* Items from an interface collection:
Start of Block

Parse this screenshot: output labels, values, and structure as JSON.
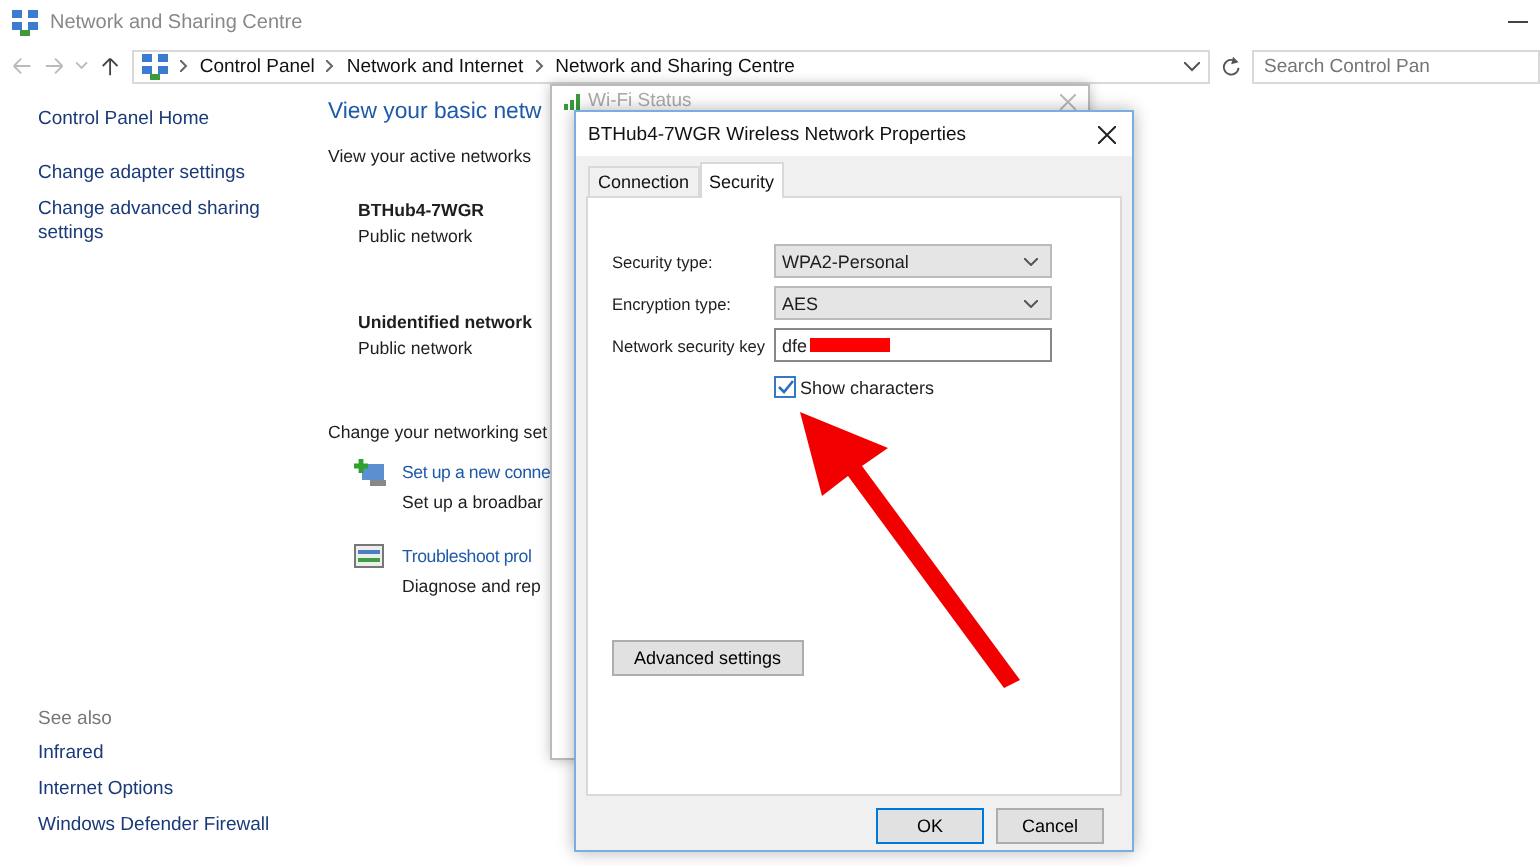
{
  "window": {
    "title": "Network and Sharing Centre"
  },
  "address_bar": {
    "breadcrumbs": [
      "Control Panel",
      "Network and Internet",
      "Network and Sharing Centre"
    ]
  },
  "search": {
    "placeholder": "Search Control Pan"
  },
  "sidebar": {
    "items": [
      "Control Panel Home",
      "Change adapter settings",
      "Change advanced sharing settings"
    ],
    "see_also_heading": "See also",
    "see_also": [
      "Infrared",
      "Internet Options",
      "Windows Defender Firewall"
    ]
  },
  "main": {
    "heading": "View your basic netw",
    "active_networks_label": "View your active networks",
    "networks": [
      {
        "name": "BTHub4-7WGR",
        "type": "Public network"
      },
      {
        "name": "Unidentified network",
        "type": "Public network"
      }
    ],
    "change_heading": "Change your networking set",
    "tasks": [
      {
        "kind": "add",
        "title": "Set up a new conne",
        "description": "Set up a broadbar"
      },
      {
        "kind": "troubleshoot",
        "title": "Troubleshoot prol",
        "description": "Diagnose and rep"
      }
    ]
  },
  "background_window": {
    "title": "Wi-Fi Status"
  },
  "dialog": {
    "title": "BTHub4-7WGR Wireless Network Properties",
    "tabs": [
      {
        "label": "Connection",
        "selected": false
      },
      {
        "label": "Security",
        "selected": true
      }
    ],
    "fields": [
      {
        "kind": "dropdown",
        "label": "Security type:",
        "value": "WPA2-Personal"
      },
      {
        "kind": "dropdown",
        "label": "Encryption type:",
        "value": "AES"
      },
      {
        "kind": "text",
        "label": "Network security key",
        "value": "dfe"
      }
    ],
    "show_characters": {
      "label": "Show characters",
      "checked": true
    },
    "advanced_button": "Advanced settings",
    "buttons": [
      {
        "label": "OK",
        "default": true
      },
      {
        "label": "Cancel",
        "default": false
      }
    ]
  }
}
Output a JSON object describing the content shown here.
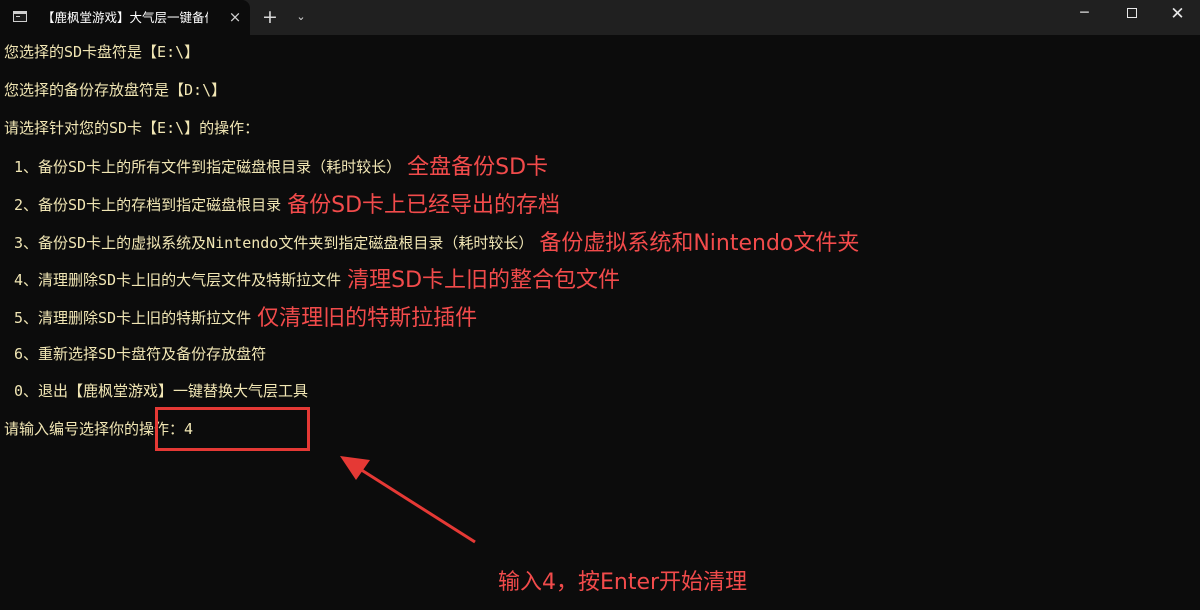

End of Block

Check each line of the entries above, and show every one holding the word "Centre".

    "title": "Network and Sharing Centre"
      "Network and Sharing Centre"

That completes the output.